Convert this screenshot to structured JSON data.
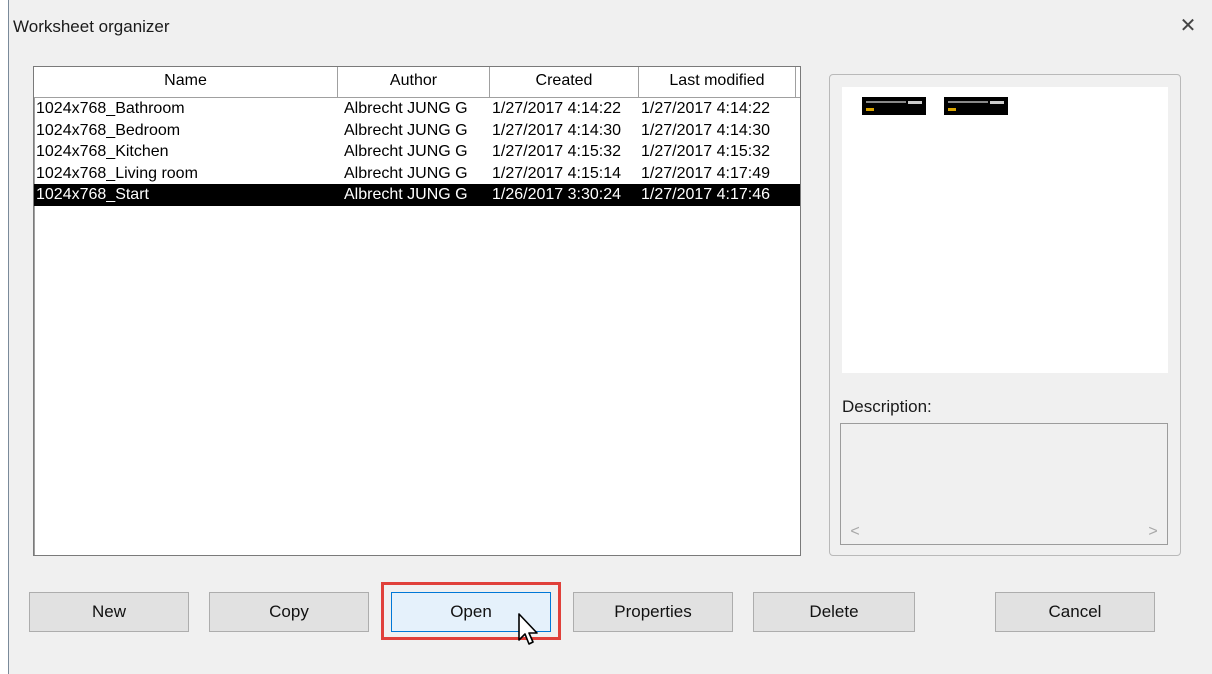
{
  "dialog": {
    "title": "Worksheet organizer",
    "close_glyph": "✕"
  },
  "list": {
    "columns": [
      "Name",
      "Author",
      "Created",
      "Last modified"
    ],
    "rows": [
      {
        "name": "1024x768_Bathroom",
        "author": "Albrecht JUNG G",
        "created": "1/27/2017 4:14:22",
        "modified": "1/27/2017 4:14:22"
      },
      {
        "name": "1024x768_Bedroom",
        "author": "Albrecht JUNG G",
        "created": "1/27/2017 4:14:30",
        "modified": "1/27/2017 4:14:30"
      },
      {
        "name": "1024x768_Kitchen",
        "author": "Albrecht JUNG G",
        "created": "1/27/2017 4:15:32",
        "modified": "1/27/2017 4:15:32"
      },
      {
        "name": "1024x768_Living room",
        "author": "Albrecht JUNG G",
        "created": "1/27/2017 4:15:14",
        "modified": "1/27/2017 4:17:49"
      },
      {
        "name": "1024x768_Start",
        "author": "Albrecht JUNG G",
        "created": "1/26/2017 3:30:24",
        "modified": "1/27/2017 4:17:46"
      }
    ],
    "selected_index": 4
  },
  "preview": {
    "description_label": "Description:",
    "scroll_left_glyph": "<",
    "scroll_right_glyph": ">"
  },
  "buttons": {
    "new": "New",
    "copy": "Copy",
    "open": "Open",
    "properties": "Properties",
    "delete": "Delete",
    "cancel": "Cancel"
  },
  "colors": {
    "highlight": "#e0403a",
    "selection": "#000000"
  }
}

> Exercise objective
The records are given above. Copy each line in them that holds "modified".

> Task result
      "Last modified"
        "modified": "1/27/2017 4:14:22"
        "modified": "1/27/2017 4:14:30"
        "modified": "1/27/2017 4:15:32"
        "modified": "1/27/2017 4:17:49"
        "modified": "1/27/2017 4:17:46"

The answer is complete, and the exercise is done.